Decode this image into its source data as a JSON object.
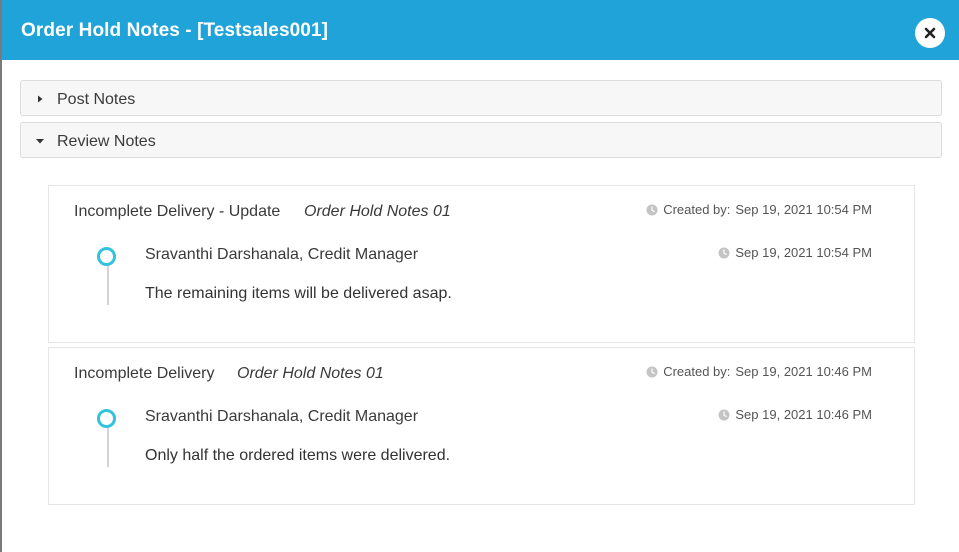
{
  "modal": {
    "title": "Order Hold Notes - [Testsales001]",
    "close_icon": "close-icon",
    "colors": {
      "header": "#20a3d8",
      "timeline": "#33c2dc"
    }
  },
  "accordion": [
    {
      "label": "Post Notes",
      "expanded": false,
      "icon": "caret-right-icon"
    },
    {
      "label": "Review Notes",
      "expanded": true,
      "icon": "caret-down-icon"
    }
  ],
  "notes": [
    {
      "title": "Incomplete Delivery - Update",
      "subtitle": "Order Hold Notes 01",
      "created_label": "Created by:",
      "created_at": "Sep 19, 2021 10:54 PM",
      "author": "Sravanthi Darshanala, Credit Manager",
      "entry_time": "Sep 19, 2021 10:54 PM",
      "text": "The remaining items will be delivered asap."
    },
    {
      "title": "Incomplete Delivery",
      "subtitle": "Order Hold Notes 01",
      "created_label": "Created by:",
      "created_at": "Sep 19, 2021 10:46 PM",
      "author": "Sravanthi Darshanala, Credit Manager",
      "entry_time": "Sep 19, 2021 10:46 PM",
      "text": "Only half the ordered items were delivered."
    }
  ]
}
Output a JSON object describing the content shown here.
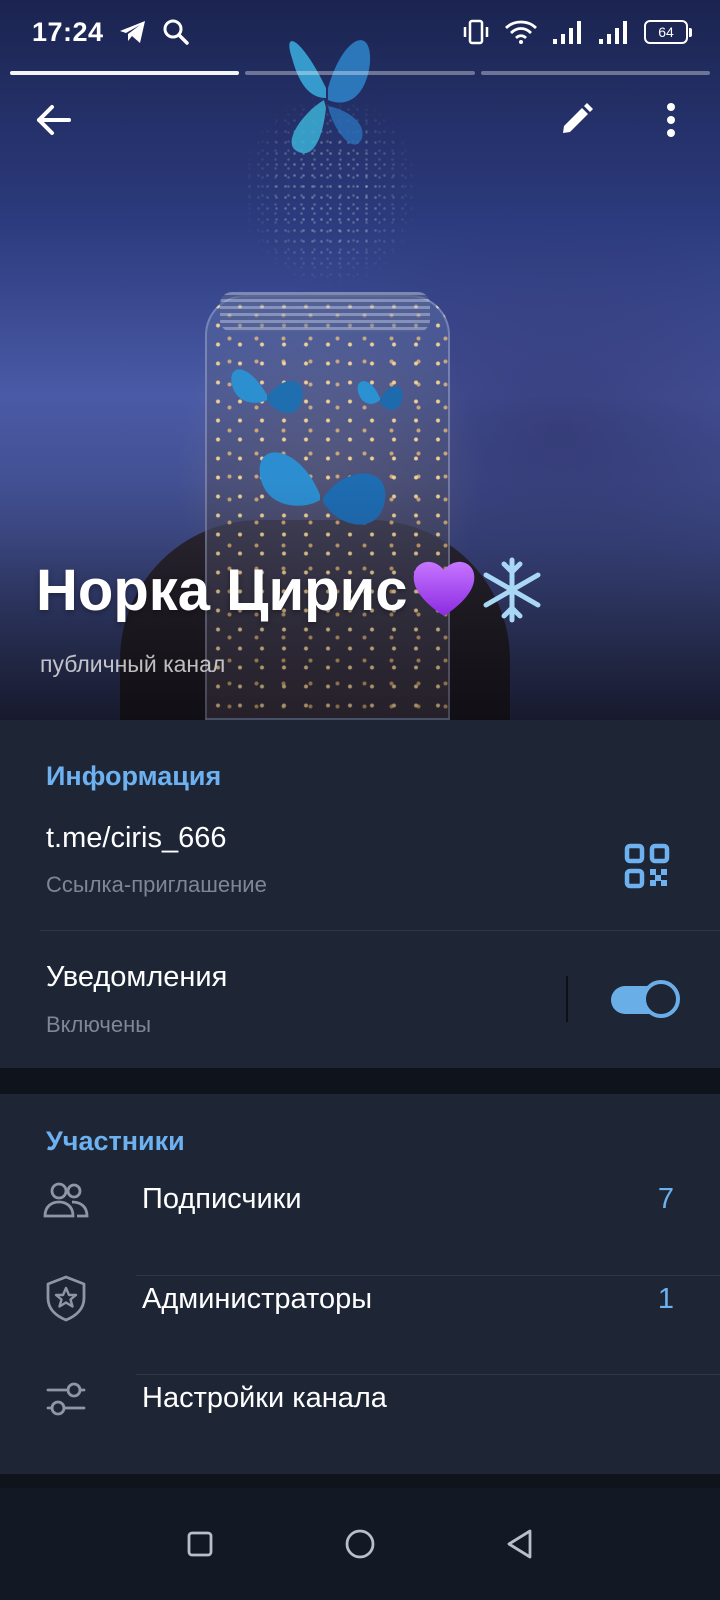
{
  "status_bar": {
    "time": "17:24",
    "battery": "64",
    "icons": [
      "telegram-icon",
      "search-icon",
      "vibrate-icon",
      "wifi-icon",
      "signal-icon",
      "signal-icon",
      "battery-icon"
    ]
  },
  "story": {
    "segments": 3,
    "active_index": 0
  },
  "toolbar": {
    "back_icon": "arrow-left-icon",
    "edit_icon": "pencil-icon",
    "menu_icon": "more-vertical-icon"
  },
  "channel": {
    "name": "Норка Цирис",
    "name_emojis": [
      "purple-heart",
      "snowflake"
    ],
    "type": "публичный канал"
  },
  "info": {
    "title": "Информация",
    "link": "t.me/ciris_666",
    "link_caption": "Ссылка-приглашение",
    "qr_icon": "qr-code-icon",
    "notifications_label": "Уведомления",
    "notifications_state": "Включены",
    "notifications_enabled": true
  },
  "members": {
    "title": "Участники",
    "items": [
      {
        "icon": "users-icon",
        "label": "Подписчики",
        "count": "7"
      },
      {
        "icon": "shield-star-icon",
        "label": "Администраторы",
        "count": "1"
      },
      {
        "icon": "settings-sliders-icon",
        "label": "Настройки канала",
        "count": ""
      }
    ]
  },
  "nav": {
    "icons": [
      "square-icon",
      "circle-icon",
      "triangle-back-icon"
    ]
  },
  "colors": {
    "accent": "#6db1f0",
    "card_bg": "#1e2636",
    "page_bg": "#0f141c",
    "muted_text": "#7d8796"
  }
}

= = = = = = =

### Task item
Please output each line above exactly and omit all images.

### Answer section
Decode this image into its source data as a JSON object.
{
  "modal": {
    "title": "Order Hold Notes - [Testsales001]",
    "close_icon": "close-icon",
    "colors": {
      "header": "#20a3d8",
      "timeline": "#33c2dc"
    }
  },
  "accordion": [
    {
      "label": "Post Notes",
      "expanded": false,
      "icon": "caret-right-icon"
    },
    {
      "label": "Review Notes",
      "expanded": true,
      "icon": "caret-down-icon"
    }
  ],
  "notes": [
    {
      "title": "Incomplete Delivery - Update",
      "subtitle": "Order Hold Notes 01",
      "created_label": "Created by:",
      "created_at": "Sep 19, 2021 10:54 PM",
      "author": "Sravanthi Darshanala, Credit Manager",
      "entry_time": "Sep 19, 2021 10:54 PM",
      "text": "The remaining items will be delivered asap."
    },
    {
      "title": "Incomplete Delivery",
      "subtitle": "Order Hold Notes 01",
      "created_label": "Created by:",
      "created_at": "Sep 19, 2021 10:46 PM",
      "author": "Sravanthi Darshanala, Credit Manager",
      "entry_time": "Sep 19, 2021 10:46 PM",
      "text": "Only half the ordered items were delivered."
    }
  ]
}
Output a JSON object describing the content shown here.
{
  "status_bar": {
    "time": "17:24",
    "battery": "64",
    "icons": [
      "telegram-icon",
      "search-icon",
      "vibrate-icon",
      "wifi-icon",
      "signal-icon",
      "signal-icon",
      "battery-icon"
    ]
  },
  "story": {
    "segments": 3,
    "active_index": 0
  },
  "toolbar": {
    "back_icon": "arrow-left-icon",
    "edit_icon": "pencil-icon",
    "menu_icon": "more-vertical-icon"
  },
  "channel": {
    "name": "Норка Цирис",
    "name_emojis": [
      "purple-heart",
      "snowflake"
    ],
    "type": "публичный канал"
  },
  "info": {
    "title": "Информация",
    "link": "t.me/ciris_666",
    "link_caption": "Ссылка-приглашение",
    "qr_icon": "qr-code-icon",
    "notifications_label": "Уведомления",
    "notifications_state": "Включены",
    "notifications_enabled": true
  },
  "members": {
    "title": "Участники",
    "items": [
      {
        "icon": "users-icon",
        "label": "Подписчики",
        "count": "7"
      },
      {
        "icon": "shield-star-icon",
        "label": "Администраторы",
        "count": "1"
      },
      {
        "icon": "settings-sliders-icon",
        "label": "Настройки канала",
        "count": ""
      }
    ]
  },
  "nav": {
    "icons": [
      "square-icon",
      "circle-icon",
      "triangle-back-icon"
    ]
  },
  "colors": {
    "accent": "#6db1f0",
    "card_bg": "#1e2636",
    "page_bg": "#0f141c",
    "muted_text": "#7d8796"
  }
}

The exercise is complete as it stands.